The fifth principle is to be an educated consumer and a very critical viewer of commercials and print advertisements, questioning what fantasy or mythology is really being pitched to us in the form of a product. As part of this exposure of fantasy-peddling, we are encouraged to learn about economic justice issues, which have been part of a Unitarian Universalist commitment for many years. When we buy a fashionable outfit, are we willing to consider the sweatshop laborers in some far-off nation who slaved to make it for us? Perhaps the outfit might seem less desirable if we were so willing. When we stay in hotels on vacation or for business, are we comfortable knowing that the housekeepers who perfect our rooms in our absence are holding down two or three jobs just to make ends meet at home? (See Nickel and Dimed: On Not Getting By in America by Barbara Ehrenreich) Perhaps we might stay one less night and leave half of what we would have spent on the room as a tip for the cleaning staff. (Another hotel strategy that saves human labor and is environmentally sound is to hang up towels to dry, requesting that they not be replace, washed and bleached every day).

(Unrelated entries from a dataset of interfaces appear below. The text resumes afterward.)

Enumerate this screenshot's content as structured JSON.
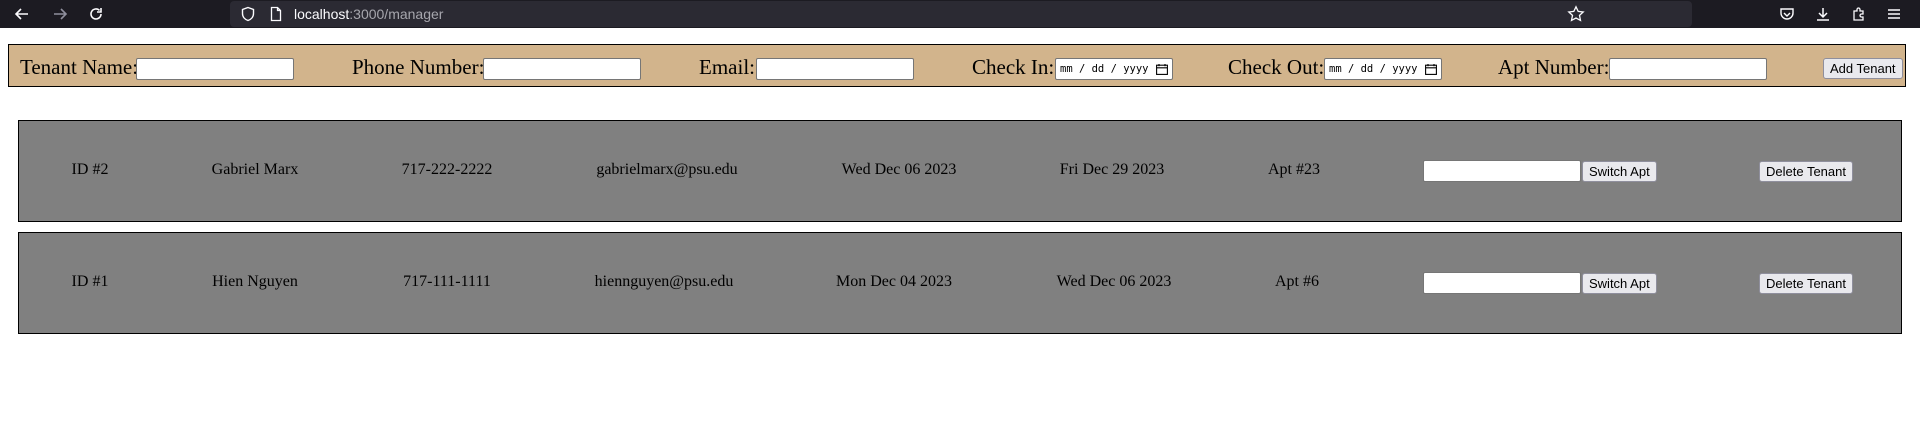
{
  "browser": {
    "url_host": "localhost",
    "url_path": ":3000/manager"
  },
  "form": {
    "tenant_name_label": "Tenant Name:",
    "phone_label": "Phone Number:",
    "email_label": "Email:",
    "check_in_label": "Check In:",
    "check_out_label": "Check Out:",
    "apt_label": "Apt Number:",
    "date_placeholder": "mm / dd / yyyy",
    "add_button": "Add Tenant"
  },
  "tenants": [
    {
      "id": "ID #2",
      "name": "Gabriel Marx",
      "phone": "717-222-2222",
      "email": "gabrielmarx@psu.edu",
      "check_in": "Wed Dec 06 2023",
      "check_out": "Fri Dec 29 2023",
      "apt": "Apt #23",
      "switch_label": "Switch Apt",
      "delete_label": "Delete Tenant"
    },
    {
      "id": "ID #1",
      "name": "Hien Nguyen",
      "phone": "717-111-1111",
      "email": "hiennguyen@psu.edu",
      "check_in": "Mon Dec 04 2023",
      "check_out": "Wed Dec 06 2023",
      "apt": "Apt #6",
      "switch_label": "Switch Apt",
      "delete_label": "Delete Tenant"
    }
  ],
  "colors": {
    "form_bg": "#d2b48c",
    "row_bg": "#808080",
    "chrome_bg": "#1c1b22",
    "urlbar_bg": "#2b2a33"
  },
  "icons": {
    "back": "back-arrow-icon",
    "forward": "forward-arrow-icon",
    "reload": "reload-icon",
    "shield": "shield-icon",
    "page": "page-icon",
    "bookmark": "star-icon",
    "pocket": "pocket-icon",
    "downloads": "download-icon",
    "extensions": "extensions-icon",
    "menu": "hamburger-menu-icon",
    "calendar": "calendar-icon"
  }
}
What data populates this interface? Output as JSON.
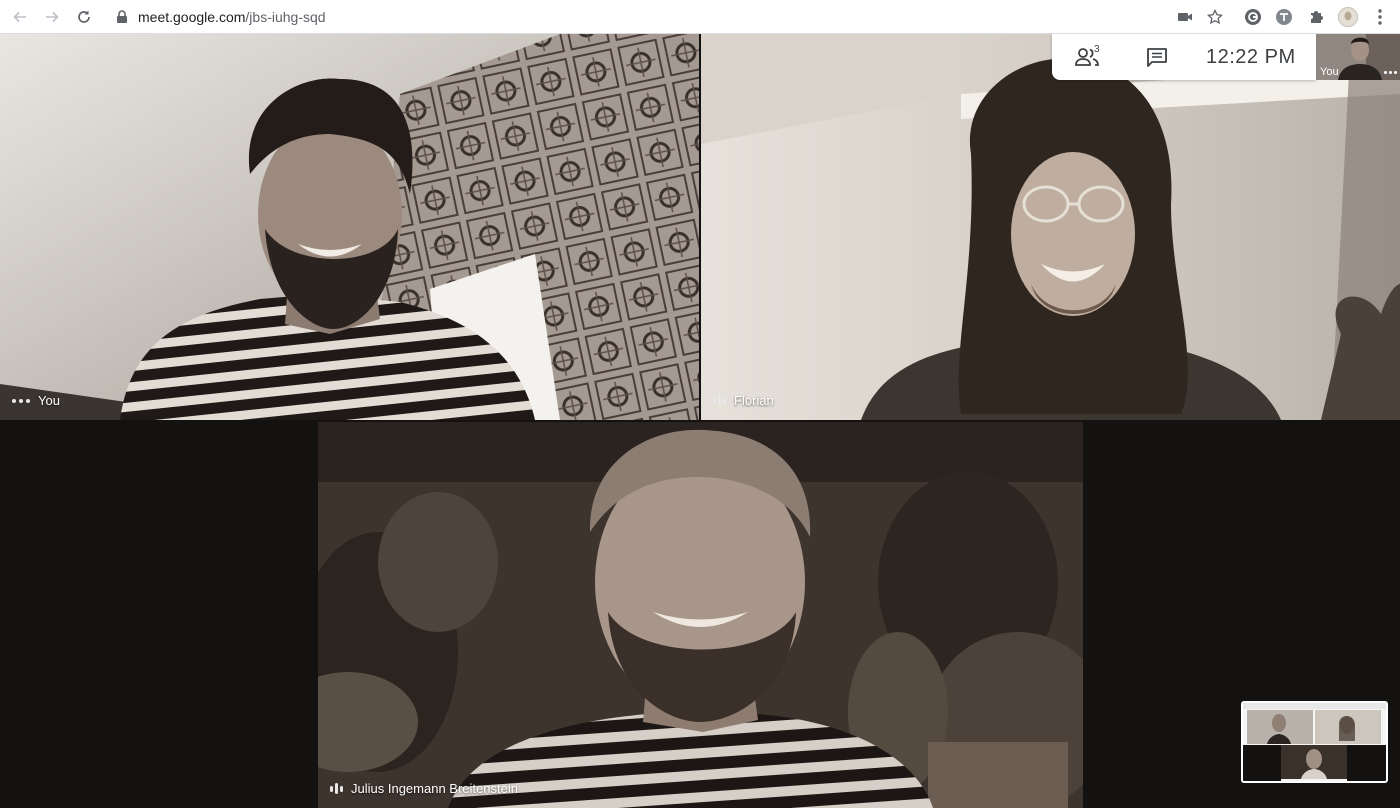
{
  "browser": {
    "url_host": "meet.google.com",
    "url_path": "/jbs-iuhg-sqd",
    "icons": [
      "back-arrow-icon",
      "forward-arrow-icon",
      "reload-icon",
      "lock-icon",
      "camera-icon",
      "star-icon",
      "extension-g-icon",
      "extension-translate-icon",
      "puzzle-icon",
      "profile-avatar-icon",
      "kebab-menu-icon"
    ]
  },
  "meet": {
    "participants_count": "3",
    "clock": "12:22  PM",
    "self_thumb_label": "You",
    "tiles": [
      {
        "name": "You",
        "indicator": "more-dots"
      },
      {
        "name": "Florian",
        "indicator": "audio-bars"
      },
      {
        "name": "Julius Ingemann Breitenstein",
        "indicator": "audio-bars"
      }
    ]
  },
  "colors": {
    "stage_bg": "#141210",
    "panel_bg": "#ffffff",
    "icon_gray": "#5f6368",
    "text_dark": "#3c4043"
  }
}
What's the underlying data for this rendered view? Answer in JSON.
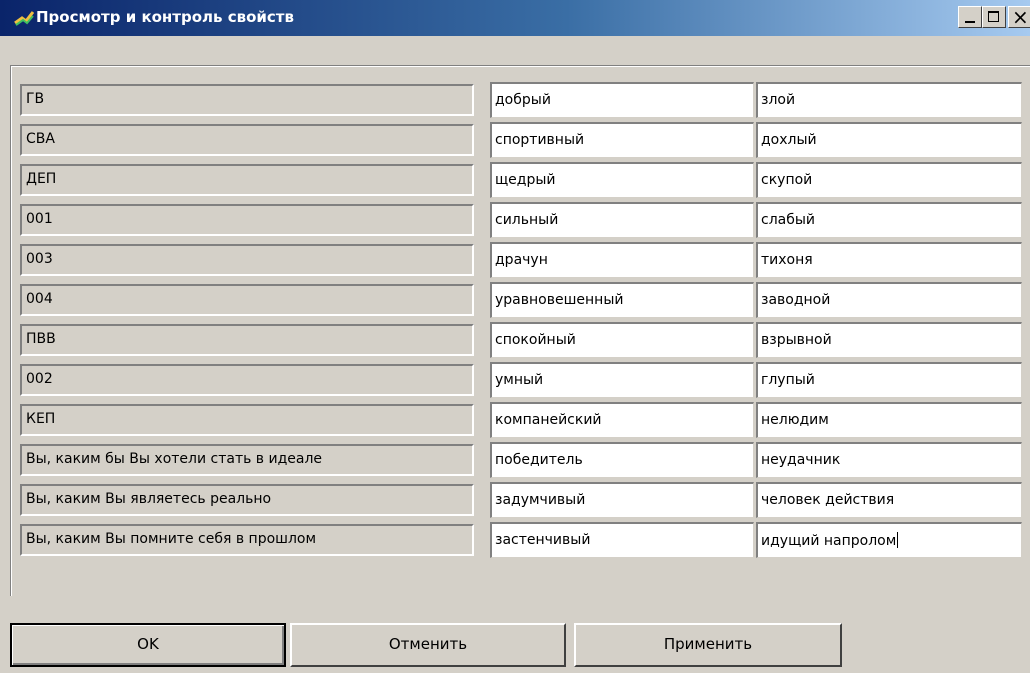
{
  "window": {
    "title": "Просмотр и контроль свойств",
    "icon": "app-icon"
  },
  "title_controls": {
    "minimize": "minimize-icon",
    "maximize": "maximize-icon",
    "close": "close-icon",
    "close_glyph": "×"
  },
  "rows": [
    {
      "label": "ГВ",
      "positive": "добрый",
      "negative": "злой"
    },
    {
      "label": "СВА",
      "positive": "спортивный",
      "negative": "дохлый"
    },
    {
      "label": "ДЕП",
      "positive": "щедрый",
      "negative": "скупой"
    },
    {
      "label": "001",
      "positive": "сильный",
      "negative": "слабый"
    },
    {
      "label": "003",
      "positive": "драчун",
      "negative": "тихоня"
    },
    {
      "label": "004",
      "positive": "уравновешенный",
      "negative": "заводной"
    },
    {
      "label": "ПВВ",
      "positive": "спокойный",
      "negative": "взрывной"
    },
    {
      "label": "002",
      "positive": "умный",
      "negative": "глупый"
    },
    {
      "label": "КЕП",
      "positive": "компанейский",
      "negative": "нелюдим"
    },
    {
      "label": "Вы, каким бы Вы хотели стать в идеале",
      "positive": "победитель",
      "negative": "неудачник"
    },
    {
      "label": "Вы, каким Вы являетесь реально",
      "positive": "задумчивый",
      "negative": "человек действия"
    },
    {
      "label": "Вы, каким Вы помните себя в прошлом",
      "positive": "застенчивый",
      "negative": "идущий напролом"
    }
  ],
  "buttons": {
    "ok": "OK",
    "cancel": "Отменить",
    "apply": "Применить"
  }
}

The sixth principle is to realize that spending is addictive, and to avoid "retail therapy." I think this needs no further expounding upon.
The seventh principle is to de-commercialize rituals. Downsize the holidays. Make more, buy less, and simplify celebrations.

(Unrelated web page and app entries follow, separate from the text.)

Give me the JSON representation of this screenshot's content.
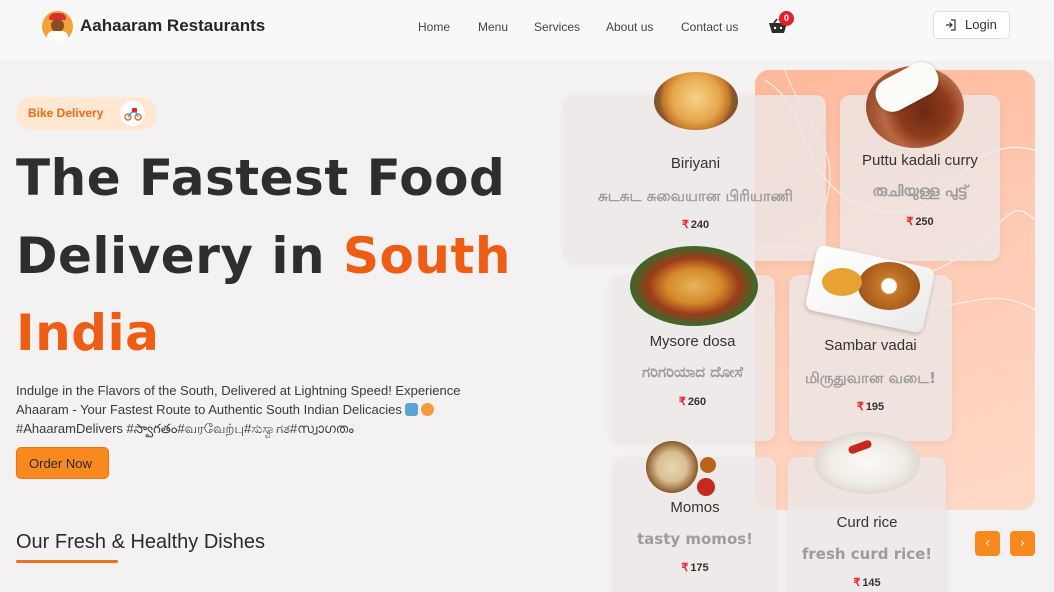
{
  "header": {
    "brand": "Aahaaram Restaurants",
    "nav": [
      "Home",
      "Menu",
      "Services",
      "About us",
      "Contact us"
    ],
    "cart_count": "0",
    "login_label": "Login"
  },
  "hero": {
    "pill_label": "Bike Delivery",
    "headline_line1": "The Fastest Food",
    "headline_line2a": "Delivery in ",
    "headline_line2b": "South",
    "headline_line3": "India",
    "description_line1": "Indulge in the Flavors of the South, Delivered at Lightning Speed! Experience",
    "description_line2": "Ahaaram - Your Fastest Route to Authentic South Indian Delicacies",
    "description_line3": "#AhaaramDelivers #స్వాగతం#வரவேற்பு#ಸುಸ್ವಾಗತ#സ്വാഗതം",
    "order_button": "Order Now"
  },
  "section": {
    "title": "Our Fresh & Healthy Dishes"
  },
  "currency_symbol": "₹",
  "dishes": [
    {
      "name": "Biriyani",
      "local": "சுடசுட சுவையான பிரியாணி",
      "price": "240"
    },
    {
      "name": "Puttu kadali curry",
      "local": "രുചിയുള്ള പുട്ട്",
      "price": "250"
    },
    {
      "name": "Mysore dosa",
      "local": "ಗರಿಗರಿಯಾದ ದೋಸೆ",
      "price": "260"
    },
    {
      "name": "Sambar vadai",
      "local": "மிருதுவான வடை!",
      "price": "195"
    },
    {
      "name": "Momos",
      "local": "tasty momos!",
      "price": "175"
    },
    {
      "name": "Curd rice",
      "local": "fresh curd rice!",
      "price": "145"
    }
  ],
  "carousel": {
    "prev": "‹",
    "next": "›"
  },
  "colors": {
    "accent": "#f7891f",
    "headline_orange": "#ef5c14",
    "badge_red": "#e5202a"
  }
}
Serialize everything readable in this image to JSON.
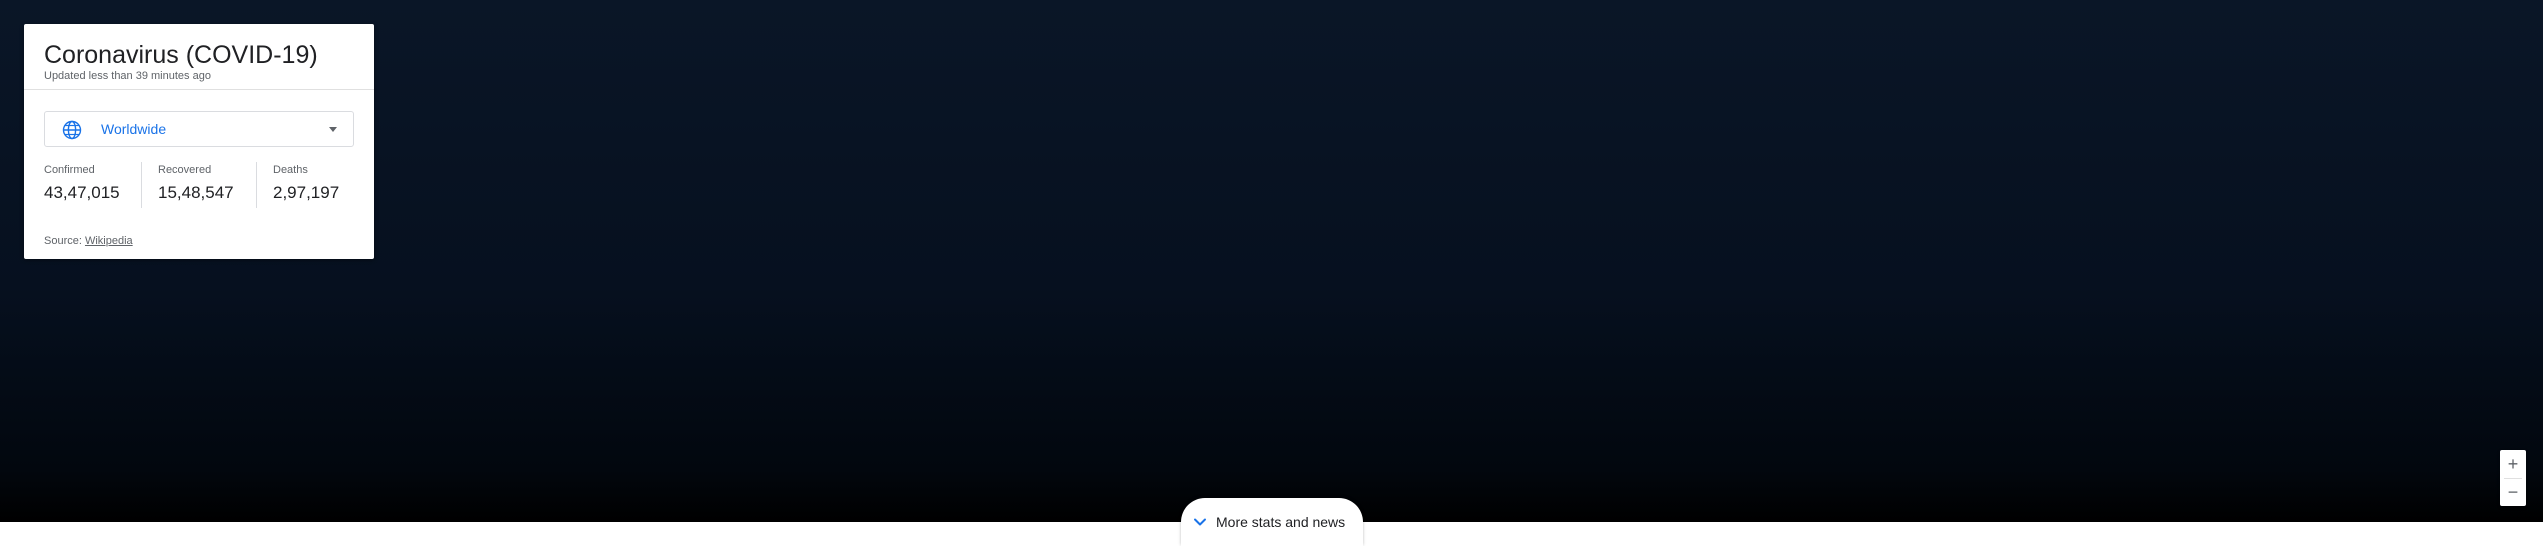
{
  "card": {
    "title": "Coronavirus (COVID-19)",
    "subtitle": "Updated less than 39 minutes ago",
    "region": {
      "selected": "Worldwide",
      "icon": "globe-icon",
      "caret_icon": "caret-down-icon"
    },
    "stats": [
      {
        "label": "Confirmed",
        "value": "43,47,015"
      },
      {
        "label": "Recovered",
        "value": "15,48,547"
      },
      {
        "label": "Deaths",
        "value": "2,97,197"
      }
    ],
    "source": {
      "prefix": "Source: ",
      "link_text": "Wikipedia"
    }
  },
  "zoom": {
    "in_label": "+",
    "out_label": "−"
  },
  "more_button": {
    "label": "More stats and news",
    "icon": "chevron-down-icon"
  },
  "colors": {
    "accent": "#1a73e8",
    "map_background": "#06101f",
    "text_primary": "#202124",
    "text_secondary": "#5f6368"
  }
}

Principle eight is to consider how much we have to work to afford the items we are considering purchasing, and to really think through if it is worth it to us. Consider that working harder creates more stress in our lives, leading us to spend more to buy things we believe will relieve that stress.
The final and ninth principle is the need for coordinated intervention, and for Juliet Schor that means making real government incentives to curb our consumerism, which she proposed might come in the form of more luxury taxes. She also points out that the expenditures of advertising agencies are absorbed by taxpayers, as advertising costs are deductible from corporate profits. "If this write-off were revoked, it' s likely there would be fewer ads, which nearly everyone but Madison Avenue agrees would be a good thing." (p 165)
Can we really make a change? If we do, won'
t that destroy our economy? No, not if we make changes gradually (see Schor'
s epilogue for further discussion of this concern). What might more concern us is, what will happen to our souls and to our culture if we do not change?
I leave you with this poem by Mary Oliver, called What Was Once The Largest Shopping Center in Northern Ohio Was Built Where There Had Been a Pond I Used to Visit Every Summer Afternoon:
Loving the earth, seeing what has been done to it,
I grow sharp, I grow cold.
Where will the trilliums go, and the coltsfoot?
Where will the pond lilies go to continue living
their simple, penniless lives, lifting
their faces of gold?
Impossible to believe we need so much
as the world wants us to buy.
I have more clothes, lamps, dishes, paper clips
than I could possibly use before I die.
Oh, I would like to live in an empty house,
with vines for walls, and a carpet of grass.
No planks, no plastic, no fiberglass.
And I suppose sometime I will.
Old and cold I will lie apart
from all this buying and selling, with only
the beautiful earth in my heart.
Simplify, simplify. Amen.